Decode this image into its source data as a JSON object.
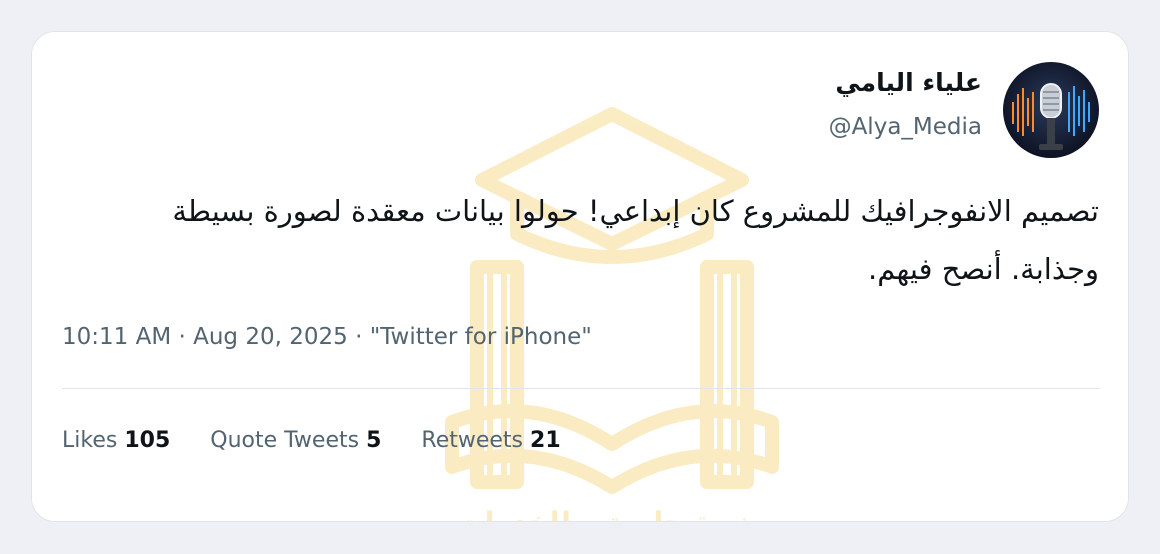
{
  "tweet": {
    "author_name": "علياء اليامي",
    "handle": "@Alya_Media",
    "text": "تصميم الانفوجرافيك للمشروع كان إبداعي! حولوا بيانات معقدة لصورة بسيطة وجذابة. أنصح فيهم.",
    "time": "10:11 AM",
    "date": "Aug 20, 2025",
    "source": "\"Twitter for iPhone\"",
    "separator": "·"
  },
  "stats": {
    "likes_label": "Likes",
    "likes_value": "105",
    "quote_label": "Quote Tweets",
    "quote_value": "5",
    "retweets_label": "Retweets",
    "retweets_value": "21"
  },
  "watermark": {
    "text": "منصة جامعتي للخدمات الطلابية",
    "color": "#f6dc92"
  },
  "colors": {
    "background": "#eef0f5",
    "card": "#ffffff",
    "text_primary": "#0f1419",
    "text_secondary": "#536471",
    "divider": "#e1e4ea"
  }
}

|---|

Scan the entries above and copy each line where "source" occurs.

Decode this image into its source data as a JSON object.
    "source": "\"Twitter for iPhone\"",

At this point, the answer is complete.